▶ **PROBLEM DESCRIPTION**: Needed from the entries below: every line that holds the word "data".

---------- MATERIAL SUPPLIED

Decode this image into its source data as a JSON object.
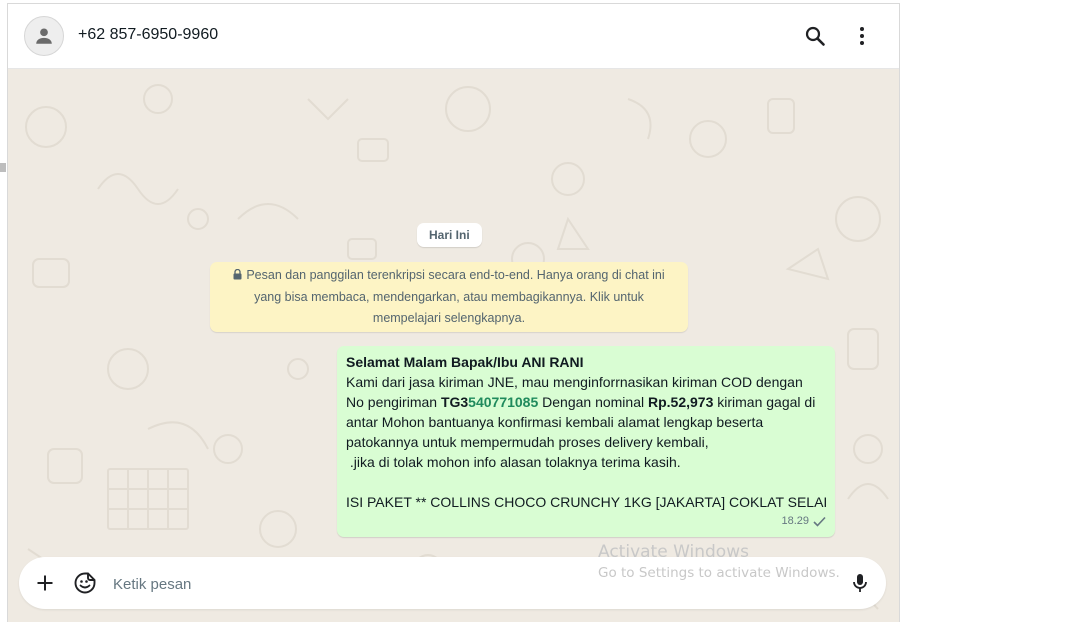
{
  "header": {
    "contact_name": "+62 857-6950-9960",
    "icons": [
      "person-avatar-icon",
      "search-icon",
      "more-vert-icon"
    ]
  },
  "chat": {
    "date_chip": "Hari Ini",
    "encryption_notice": {
      "icon": "lock-icon",
      "text": "Pesan dan panggilan terenkripsi secara end-to-end. Hanya orang di chat ini yang bisa membaca, mendengarkan, atau membagikannya. Klik untuk mempelajari selengkapnya."
    },
    "message": {
      "greeting": "Selamat Malam Bapak/Ibu ANI RANI",
      "line1": "Kami dari jasa kiriman JNE, mau menginforrnasikan kiriman COD dengan",
      "line2_prefix": "No pengiriman ",
      "tracking_prefix": "TG3",
      "tracking_number": "540771085",
      "line2_mid": " Dengan nominal ",
      "amount": "Rp.52,973",
      "line2_suffix": " kiriman gagal di",
      "line3": "antar Mohon bantuanya konfirmasi kembali alamat lengkap beserta",
      "line4": "patokannya untuk mempermudah proses delivery kembali,",
      "line5": " .jika di tolak mohon info alasan tolaknya terima kasih.",
      "line6": "ISI PAKET ** COLLINS CHOCO CRUNCHY 1KG [JAKARTA] COKLAT SELAI",
      "time": "18.29",
      "status_icon": "single-check-icon"
    }
  },
  "composer": {
    "placeholder": "Ketik pesan",
    "value": "",
    "icons": [
      "plus-icon",
      "sticker-icon",
      "mic-icon"
    ]
  },
  "watermark": {
    "line1": "Activate Windows",
    "line2": "Go to Settings to activate Windows."
  },
  "colors": {
    "chat_background": "#efeae2",
    "outgoing_bubble": "#d9fdd3",
    "notice_background": "#fdf4c5",
    "header_background": "#ffffff"
  }
}
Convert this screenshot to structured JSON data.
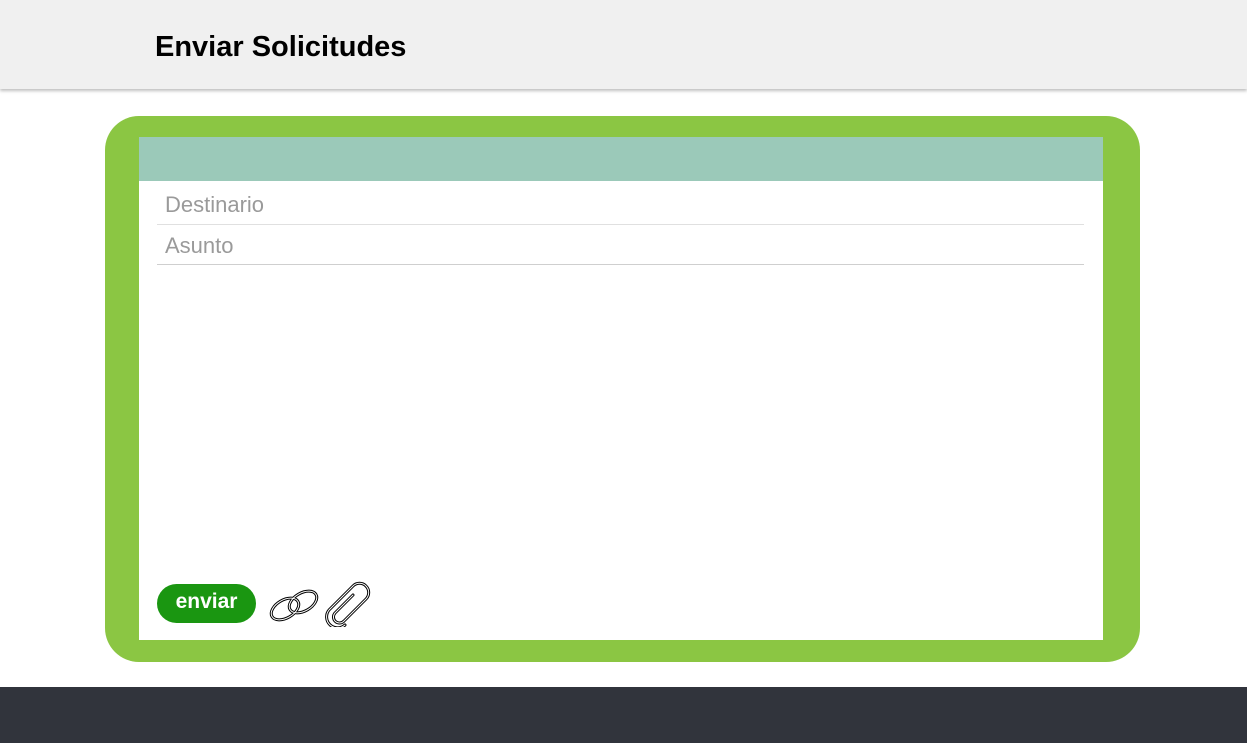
{
  "header": {
    "title": "Enviar Solicitudes"
  },
  "form": {
    "recipient_placeholder": "Destinario",
    "recipient_value": "",
    "subject_placeholder": "Asunto",
    "subject_value": "",
    "body_value": "",
    "send_label": "enviar"
  },
  "icons": {
    "link": "link-icon",
    "attach": "paperclip-icon"
  },
  "colors": {
    "frame": "#8bc643",
    "panel_header": "#9bc9b9",
    "send_button": "#1a9611",
    "footer": "#31343c",
    "topbar": "#f0f0f0"
  }
}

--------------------

▶ **WORKED SOLUTION**:
Decode this image into its source data as a JSON object.
Convert this screenshot to structured JSON data.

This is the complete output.